Your insurance company may rely on objective diagnoses as a basis of approving your claim. Be aware that they may want to ignore your subjective complaints. They may say that no matter how bad it hurts or what you cannot do, that you are not disabled according to the strict interpretation of your policy.
There are documented cases of disability fraud and we are not out to bash the disability industry as a whole. There have been significant incidences of bad faith lawsuits in the past against some large insurance firms. Feel free to explore the history of these legal battles on the internet. Just be aware of the risks to all of us who are legitimately disabled and that knowledge is the power succeed.
By being proactive, honest, and prompt with your future interactions with your insurance carriers; you will sleep easier and be able to move on with your life/career. We will continue to highlight the challenges you may encounter and will always be ready to answer questions and provide support.
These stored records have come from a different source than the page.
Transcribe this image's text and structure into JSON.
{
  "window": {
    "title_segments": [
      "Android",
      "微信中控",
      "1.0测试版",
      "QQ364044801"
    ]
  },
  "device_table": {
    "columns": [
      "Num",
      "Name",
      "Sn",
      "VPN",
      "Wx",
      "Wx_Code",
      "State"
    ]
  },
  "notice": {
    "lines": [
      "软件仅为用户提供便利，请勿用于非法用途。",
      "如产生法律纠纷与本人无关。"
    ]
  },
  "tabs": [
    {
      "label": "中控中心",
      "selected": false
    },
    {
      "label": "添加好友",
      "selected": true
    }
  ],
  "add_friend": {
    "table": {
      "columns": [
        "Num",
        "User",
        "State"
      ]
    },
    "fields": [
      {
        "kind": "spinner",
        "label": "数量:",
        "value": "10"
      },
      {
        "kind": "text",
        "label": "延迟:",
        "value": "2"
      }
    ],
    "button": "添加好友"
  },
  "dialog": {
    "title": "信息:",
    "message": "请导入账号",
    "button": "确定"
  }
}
WE ARE DENTISTS HELPING DENTISTS, WE CARE.
[…] Once you begin to develop any symptoms from your shoulders, spine, or wrists; look for a physician to help with your developing conditions management. Rapidly developing conditions or those that definitely interfere with your practice may start you considering becoming either partially or permanently disabled. We have discussed disability claims in this area previously, and encourage you to carefully document your condition as it develops. You may end up being only partially disabled, but remember you will very likely still be eligible for disability benefits. Strongly consider consulting with an attorney or firm who specializes in disability law if you have or are developing any severe spinal or orthopedic problems. See our posting regarding disability insurance.DISABILITY INSURANCE CHALLENGES. […]